Steinmeier has placed the public relations focus of his Africa tour on the question of migration prevention. The trip from Ghana to Europe, through the Sahara and over the Mediterranean, is very dangerous, the president declared in an interview with Ghana's "Daily Graphic." "It can end with imprisonment, mistreatment or even death." He wants to make "people aware of this and warn them about these dangers." In Accra, he ostentatiously opened a "migration center" to inform young Ghanaians of the - de facto hardly existing - possibilities offered by legal migration to Germany. The German state-financed "Deutsche Welle" radio resuméd the core of his message as - "Stay Home!"
Gerhard Schröder Hall
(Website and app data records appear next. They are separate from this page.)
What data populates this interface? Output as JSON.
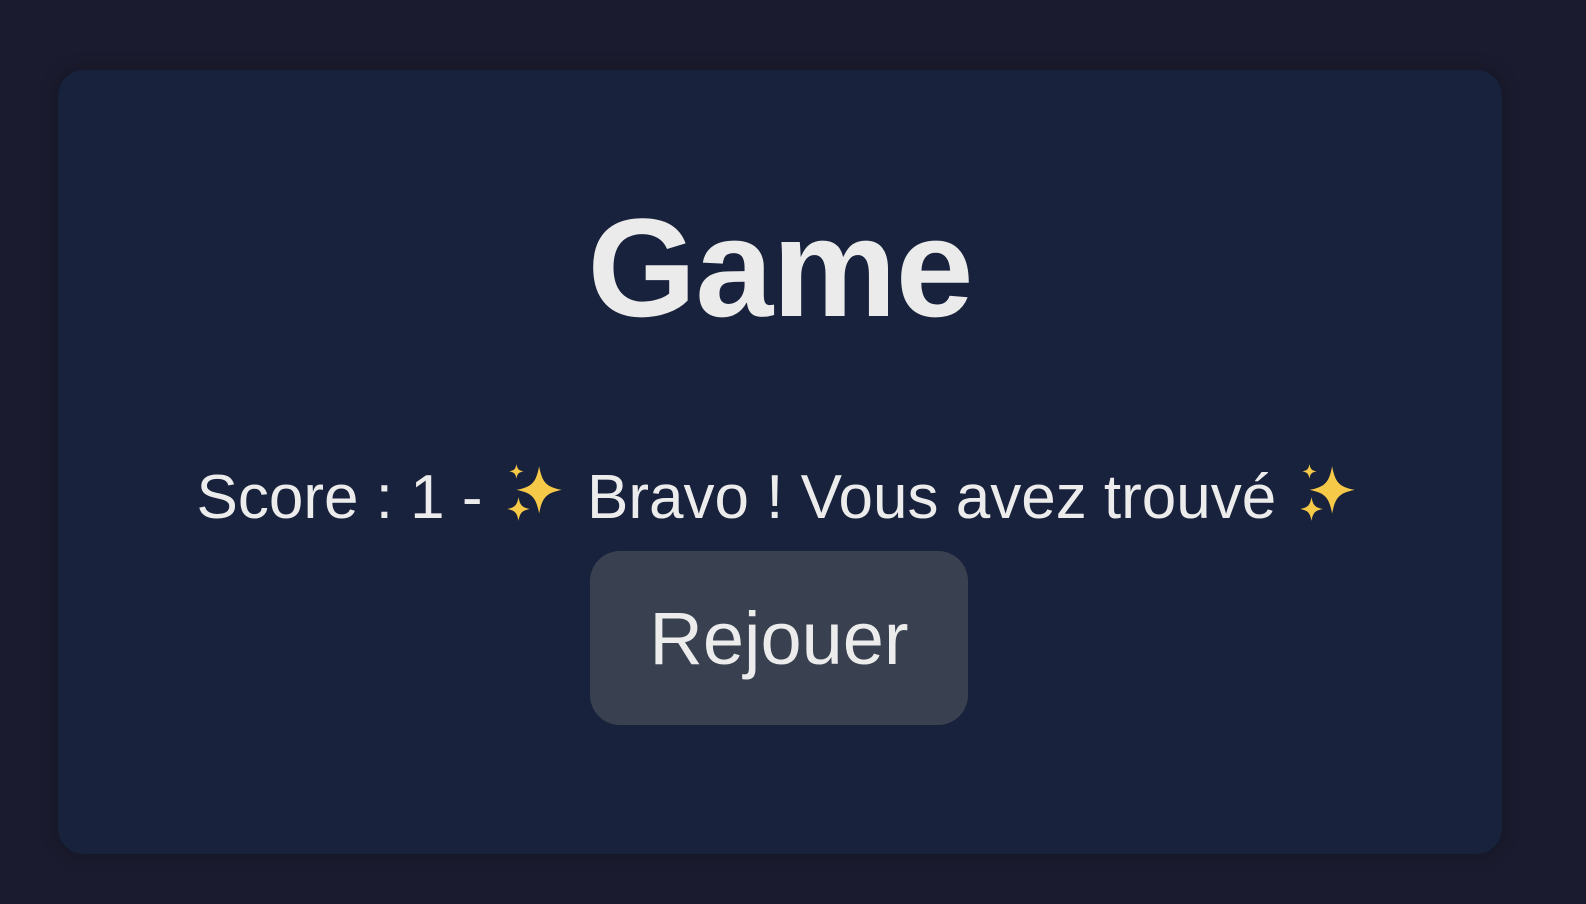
{
  "game": {
    "title": "Game",
    "score_label": "Score : 1 - ",
    "message_text": " Bravo ! Vous avez trouvé ",
    "replay_label": "Rejouer"
  },
  "icons": {
    "left": "sparkles-icon",
    "right": "sparkles-icon"
  },
  "colors": {
    "background": "#1a1b2e",
    "card": "#18223c",
    "button": "#394150",
    "text": "#ececec",
    "sparkle": "#f7c948"
  }
}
Today, President Steinmeier's stay in Ghana ends with a visit to the Kofi Annan International Peacekeeping Training Center (KAIPTC), an institution, where West African military and police personnel are trained for foreign missions. The objective is to call on African units to combat rebellions and war on the African continent, thereby sparing European, as well as North American forces. Germany had supported the KAIPTC from the outset - not least of all with the help of the alleged German Association for International Cooperation (GIZ) development agency, which is still currently engaged in the institution. As a sign of gratitude, Accra named one of the rooms in the center after today's German President's former chief: It still carries the name, the "Gerhard Schröder Hall."
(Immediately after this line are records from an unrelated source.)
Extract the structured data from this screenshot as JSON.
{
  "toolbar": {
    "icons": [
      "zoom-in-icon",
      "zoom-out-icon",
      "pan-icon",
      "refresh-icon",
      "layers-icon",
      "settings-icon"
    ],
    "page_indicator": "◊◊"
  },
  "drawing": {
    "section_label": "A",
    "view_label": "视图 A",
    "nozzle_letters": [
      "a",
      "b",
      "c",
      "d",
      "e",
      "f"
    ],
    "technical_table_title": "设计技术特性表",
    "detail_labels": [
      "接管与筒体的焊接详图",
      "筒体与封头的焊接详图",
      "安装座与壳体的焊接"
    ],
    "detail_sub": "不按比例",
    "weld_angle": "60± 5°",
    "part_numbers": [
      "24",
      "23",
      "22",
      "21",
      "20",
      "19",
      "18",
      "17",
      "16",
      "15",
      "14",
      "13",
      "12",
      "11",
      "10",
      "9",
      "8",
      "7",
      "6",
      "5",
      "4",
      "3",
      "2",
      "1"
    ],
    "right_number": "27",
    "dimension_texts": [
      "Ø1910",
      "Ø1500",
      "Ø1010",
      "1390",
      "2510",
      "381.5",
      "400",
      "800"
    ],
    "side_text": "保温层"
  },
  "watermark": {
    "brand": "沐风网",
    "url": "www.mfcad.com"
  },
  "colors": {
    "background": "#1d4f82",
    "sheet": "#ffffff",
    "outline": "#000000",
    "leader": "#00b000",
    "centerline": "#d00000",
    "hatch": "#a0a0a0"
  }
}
 See also Struggle for Influence in Africa.
 Since March 2017, Côte d'Ivoire, Morocco, Rwanda, Senegal and Tunisia have been participating in the "Compact with Africa." Since June 2017, Ethiopia and Ghana, and since October 2017 also Benin, Egypt and Guinea.
 See also Der Mann vom IWF.
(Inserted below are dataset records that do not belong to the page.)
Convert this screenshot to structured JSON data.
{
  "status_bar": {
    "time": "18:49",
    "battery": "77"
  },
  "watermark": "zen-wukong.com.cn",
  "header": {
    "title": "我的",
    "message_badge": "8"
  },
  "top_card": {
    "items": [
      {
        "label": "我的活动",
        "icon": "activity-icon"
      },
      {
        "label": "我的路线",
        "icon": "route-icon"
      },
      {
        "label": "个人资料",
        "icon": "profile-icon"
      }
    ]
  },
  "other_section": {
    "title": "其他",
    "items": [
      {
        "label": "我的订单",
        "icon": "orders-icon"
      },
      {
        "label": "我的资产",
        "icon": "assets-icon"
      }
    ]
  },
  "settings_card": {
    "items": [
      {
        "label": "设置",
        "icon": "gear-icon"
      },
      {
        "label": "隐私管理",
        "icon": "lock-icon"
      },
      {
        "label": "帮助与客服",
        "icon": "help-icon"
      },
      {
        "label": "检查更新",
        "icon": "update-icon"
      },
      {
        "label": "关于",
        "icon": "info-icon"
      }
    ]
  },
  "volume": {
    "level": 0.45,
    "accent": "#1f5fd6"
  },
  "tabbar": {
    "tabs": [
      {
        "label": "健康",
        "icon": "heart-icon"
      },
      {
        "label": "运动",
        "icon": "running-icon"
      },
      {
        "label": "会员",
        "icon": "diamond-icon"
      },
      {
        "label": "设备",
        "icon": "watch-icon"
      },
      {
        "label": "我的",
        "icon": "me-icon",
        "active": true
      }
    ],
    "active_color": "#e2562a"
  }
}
 Wirtschaftsausblick November 2017 - Ghana. gtai.de 06.11.2017.
 After Südafrika, Nigeria and Côte d'Ivoire.
 Ghana steps up infrastructure drive with new funding from China. oxfordbusinessgroup.com 31.08.2017.
 Neue Reformpartnerschaft zwischen Ghana, Deutschland und den G20. ghana.diplo.de.
 Kate Baaba Hudson: Ghana a shining example in Africa - German President. graphic.com.gh 12.12.2017.
 Steinmeier will Ghanaer zum Bleiben bewegen. dw.com 12.12.2017.
 See also Big Push.